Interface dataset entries
*** Begin section ***

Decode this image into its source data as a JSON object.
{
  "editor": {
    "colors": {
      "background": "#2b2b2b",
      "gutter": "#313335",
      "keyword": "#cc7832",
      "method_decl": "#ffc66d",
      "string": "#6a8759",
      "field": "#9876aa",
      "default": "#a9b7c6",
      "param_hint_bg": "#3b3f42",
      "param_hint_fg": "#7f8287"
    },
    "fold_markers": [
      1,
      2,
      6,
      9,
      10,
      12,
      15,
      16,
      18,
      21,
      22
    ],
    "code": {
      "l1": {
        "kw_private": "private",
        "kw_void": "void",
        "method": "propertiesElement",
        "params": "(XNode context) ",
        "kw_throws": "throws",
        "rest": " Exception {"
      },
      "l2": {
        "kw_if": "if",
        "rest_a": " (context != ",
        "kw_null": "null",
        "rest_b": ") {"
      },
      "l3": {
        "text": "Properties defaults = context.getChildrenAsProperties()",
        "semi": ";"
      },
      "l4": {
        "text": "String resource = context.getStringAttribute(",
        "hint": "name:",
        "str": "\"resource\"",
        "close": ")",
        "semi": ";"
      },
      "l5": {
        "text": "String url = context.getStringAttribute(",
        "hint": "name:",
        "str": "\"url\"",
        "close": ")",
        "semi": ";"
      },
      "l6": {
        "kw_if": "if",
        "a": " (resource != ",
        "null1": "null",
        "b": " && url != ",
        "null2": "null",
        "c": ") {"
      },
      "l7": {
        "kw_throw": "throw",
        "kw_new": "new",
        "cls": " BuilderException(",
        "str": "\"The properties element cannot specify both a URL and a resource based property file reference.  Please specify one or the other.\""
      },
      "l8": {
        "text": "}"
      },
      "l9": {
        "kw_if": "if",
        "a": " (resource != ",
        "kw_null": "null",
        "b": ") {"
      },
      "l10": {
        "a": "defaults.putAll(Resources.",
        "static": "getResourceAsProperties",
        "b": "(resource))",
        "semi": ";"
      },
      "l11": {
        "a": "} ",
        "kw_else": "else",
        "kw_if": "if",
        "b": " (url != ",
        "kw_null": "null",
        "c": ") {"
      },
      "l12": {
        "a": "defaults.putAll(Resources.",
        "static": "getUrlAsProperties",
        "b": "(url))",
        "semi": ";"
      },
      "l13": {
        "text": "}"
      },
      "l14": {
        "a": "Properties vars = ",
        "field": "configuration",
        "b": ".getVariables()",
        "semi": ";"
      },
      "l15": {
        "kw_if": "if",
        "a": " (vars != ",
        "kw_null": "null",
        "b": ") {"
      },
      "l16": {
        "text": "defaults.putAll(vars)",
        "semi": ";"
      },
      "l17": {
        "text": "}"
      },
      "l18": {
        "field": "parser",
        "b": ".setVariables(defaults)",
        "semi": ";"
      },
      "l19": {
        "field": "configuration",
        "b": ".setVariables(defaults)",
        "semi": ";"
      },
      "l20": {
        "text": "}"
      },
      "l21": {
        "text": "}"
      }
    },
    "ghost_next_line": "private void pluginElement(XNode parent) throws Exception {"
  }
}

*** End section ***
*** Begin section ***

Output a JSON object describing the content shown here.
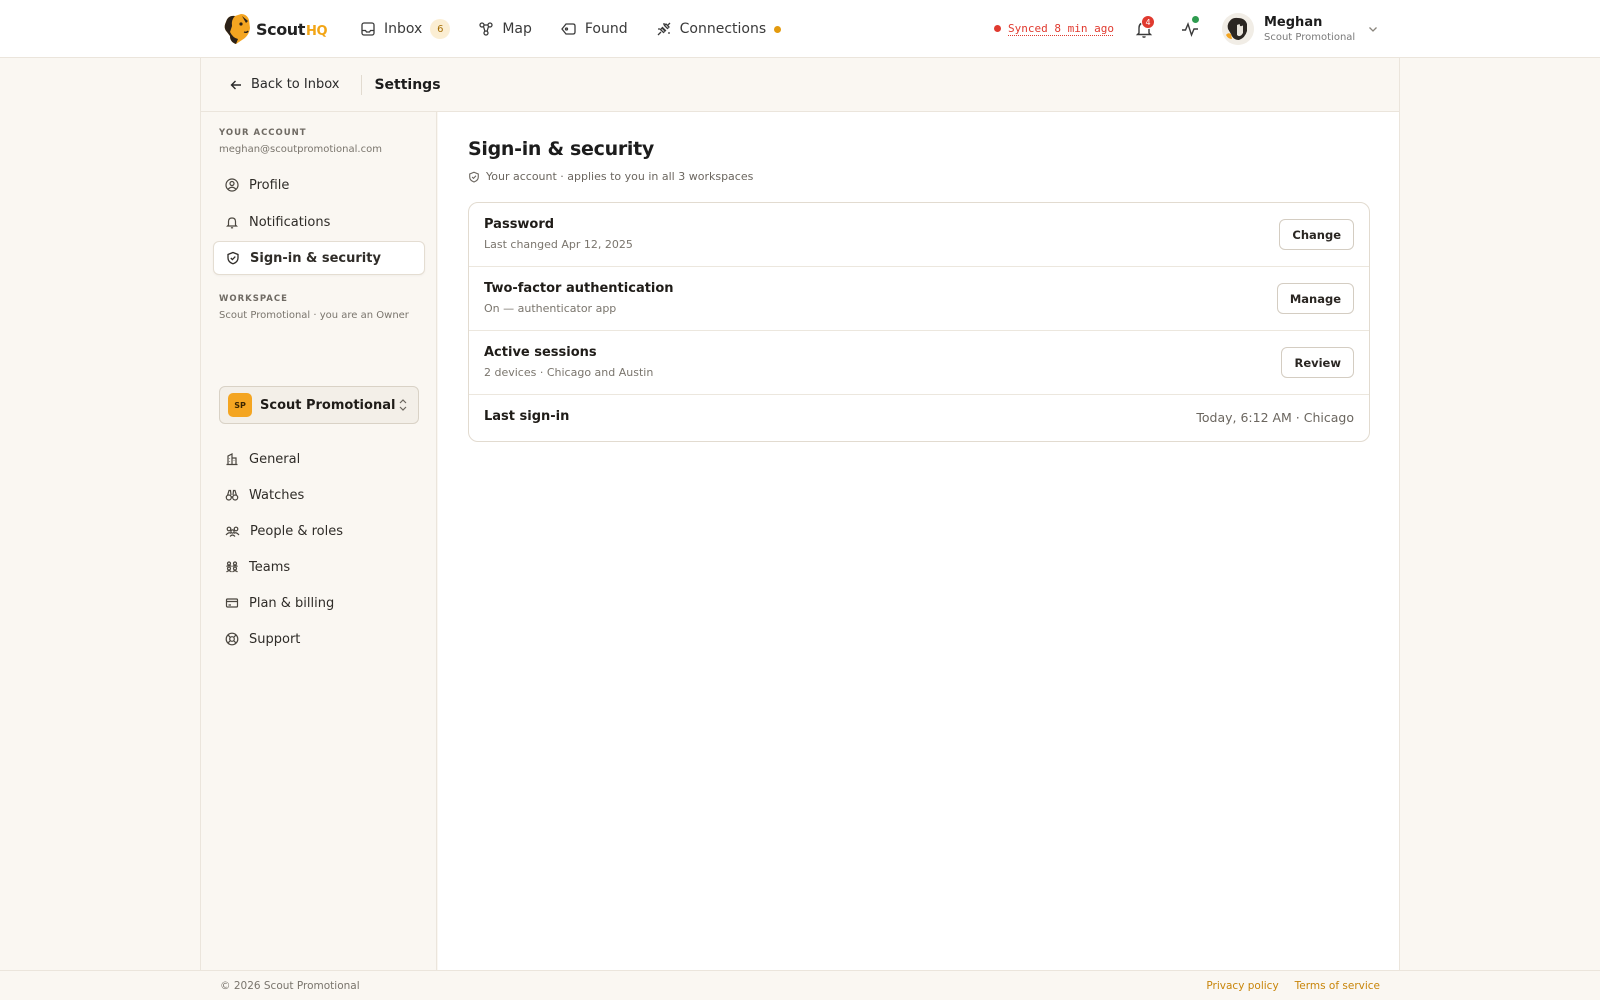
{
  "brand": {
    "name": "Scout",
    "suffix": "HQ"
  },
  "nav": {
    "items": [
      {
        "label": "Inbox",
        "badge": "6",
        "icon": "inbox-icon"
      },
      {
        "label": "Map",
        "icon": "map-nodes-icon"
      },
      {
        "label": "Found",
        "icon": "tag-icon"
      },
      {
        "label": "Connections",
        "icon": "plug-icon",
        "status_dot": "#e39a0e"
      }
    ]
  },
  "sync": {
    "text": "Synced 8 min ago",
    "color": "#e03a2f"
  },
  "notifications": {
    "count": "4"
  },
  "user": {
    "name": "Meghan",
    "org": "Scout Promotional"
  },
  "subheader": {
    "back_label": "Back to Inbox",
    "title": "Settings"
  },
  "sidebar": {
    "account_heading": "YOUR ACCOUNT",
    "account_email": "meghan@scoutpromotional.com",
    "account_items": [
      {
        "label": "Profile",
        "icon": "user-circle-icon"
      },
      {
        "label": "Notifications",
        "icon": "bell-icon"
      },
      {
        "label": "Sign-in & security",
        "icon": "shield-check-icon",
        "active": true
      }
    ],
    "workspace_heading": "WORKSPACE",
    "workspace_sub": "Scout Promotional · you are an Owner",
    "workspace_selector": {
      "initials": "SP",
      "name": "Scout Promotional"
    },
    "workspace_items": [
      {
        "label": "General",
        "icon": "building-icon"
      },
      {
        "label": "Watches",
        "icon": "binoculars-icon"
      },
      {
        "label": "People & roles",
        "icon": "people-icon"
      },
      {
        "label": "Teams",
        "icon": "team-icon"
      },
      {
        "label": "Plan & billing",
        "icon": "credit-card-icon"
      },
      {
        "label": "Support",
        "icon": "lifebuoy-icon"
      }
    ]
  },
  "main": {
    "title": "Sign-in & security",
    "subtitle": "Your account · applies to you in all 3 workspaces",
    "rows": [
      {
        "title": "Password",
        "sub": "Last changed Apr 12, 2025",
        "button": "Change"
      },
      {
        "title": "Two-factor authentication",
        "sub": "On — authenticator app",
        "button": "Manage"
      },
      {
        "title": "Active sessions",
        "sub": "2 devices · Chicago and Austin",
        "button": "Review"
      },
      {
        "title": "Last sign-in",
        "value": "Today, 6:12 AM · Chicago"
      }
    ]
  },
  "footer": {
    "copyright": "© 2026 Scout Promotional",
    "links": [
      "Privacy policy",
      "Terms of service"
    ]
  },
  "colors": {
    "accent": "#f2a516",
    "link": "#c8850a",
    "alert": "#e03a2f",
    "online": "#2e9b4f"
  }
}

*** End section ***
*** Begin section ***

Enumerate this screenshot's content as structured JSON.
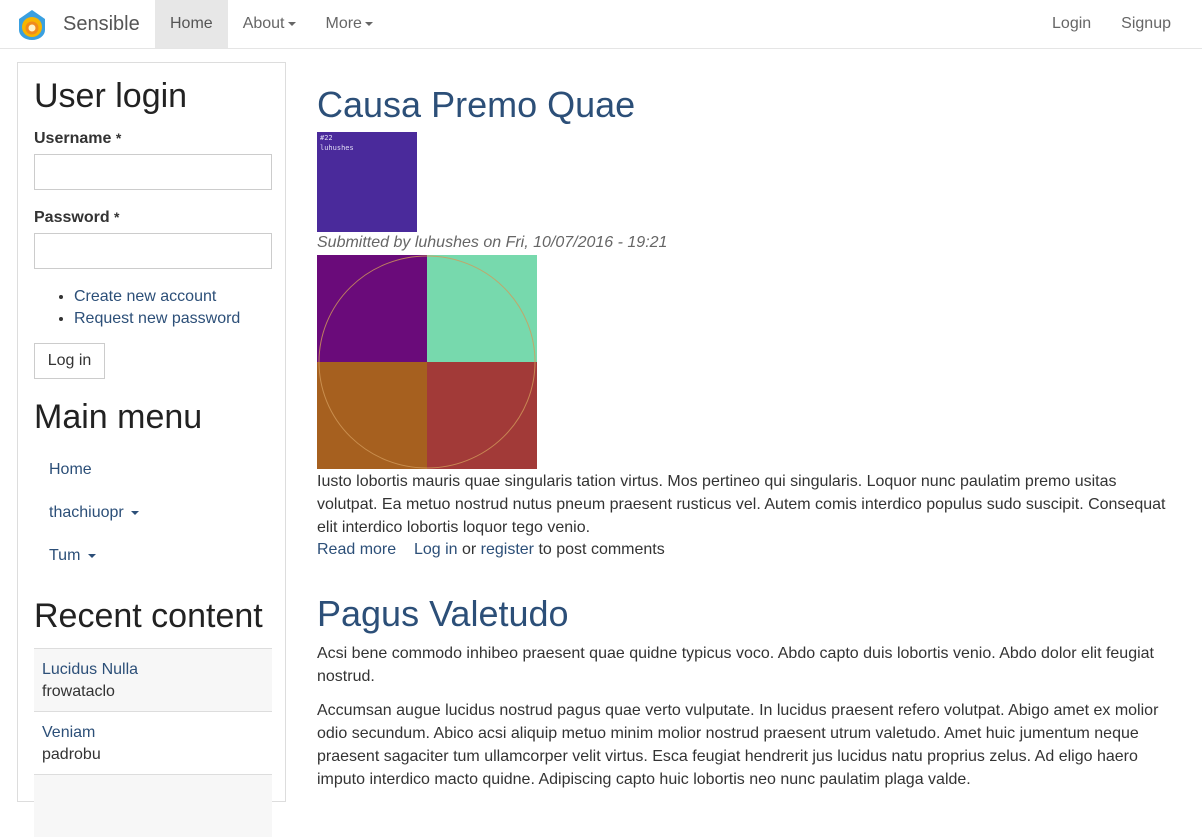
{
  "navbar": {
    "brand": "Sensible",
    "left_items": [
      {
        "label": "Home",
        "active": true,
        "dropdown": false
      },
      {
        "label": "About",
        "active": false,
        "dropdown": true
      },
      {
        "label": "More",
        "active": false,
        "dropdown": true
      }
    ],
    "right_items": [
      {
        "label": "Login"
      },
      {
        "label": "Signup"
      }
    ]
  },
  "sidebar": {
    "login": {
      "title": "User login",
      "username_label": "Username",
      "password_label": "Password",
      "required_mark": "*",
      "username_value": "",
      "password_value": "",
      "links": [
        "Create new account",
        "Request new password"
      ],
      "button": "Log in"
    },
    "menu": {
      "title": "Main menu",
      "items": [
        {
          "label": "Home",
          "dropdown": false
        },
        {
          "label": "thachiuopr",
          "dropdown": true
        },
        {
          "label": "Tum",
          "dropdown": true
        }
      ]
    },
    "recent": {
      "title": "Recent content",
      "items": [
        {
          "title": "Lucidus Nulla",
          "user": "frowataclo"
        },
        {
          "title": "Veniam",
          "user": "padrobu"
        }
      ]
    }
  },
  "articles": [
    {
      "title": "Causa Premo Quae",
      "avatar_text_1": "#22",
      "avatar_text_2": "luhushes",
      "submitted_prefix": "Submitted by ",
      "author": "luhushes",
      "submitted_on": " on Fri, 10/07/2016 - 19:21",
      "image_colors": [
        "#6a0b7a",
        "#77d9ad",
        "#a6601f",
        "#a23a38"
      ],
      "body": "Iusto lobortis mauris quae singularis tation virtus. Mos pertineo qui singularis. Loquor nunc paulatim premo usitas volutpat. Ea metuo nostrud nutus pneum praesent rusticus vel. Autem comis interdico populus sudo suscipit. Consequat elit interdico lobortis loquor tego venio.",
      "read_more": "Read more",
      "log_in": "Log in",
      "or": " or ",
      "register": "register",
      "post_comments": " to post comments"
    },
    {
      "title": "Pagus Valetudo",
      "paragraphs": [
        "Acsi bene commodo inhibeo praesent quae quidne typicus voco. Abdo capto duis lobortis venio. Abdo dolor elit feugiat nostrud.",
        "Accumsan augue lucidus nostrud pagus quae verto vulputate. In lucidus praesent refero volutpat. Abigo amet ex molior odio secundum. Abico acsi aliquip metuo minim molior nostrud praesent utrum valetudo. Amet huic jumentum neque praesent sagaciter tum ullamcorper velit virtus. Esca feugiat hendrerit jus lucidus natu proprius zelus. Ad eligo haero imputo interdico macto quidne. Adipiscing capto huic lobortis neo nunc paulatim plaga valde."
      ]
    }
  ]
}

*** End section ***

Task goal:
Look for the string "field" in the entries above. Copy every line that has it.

Result:
      "field": "#9876aa",
        "field": "configuration",
        "field": "parser",
        "field": "configuration",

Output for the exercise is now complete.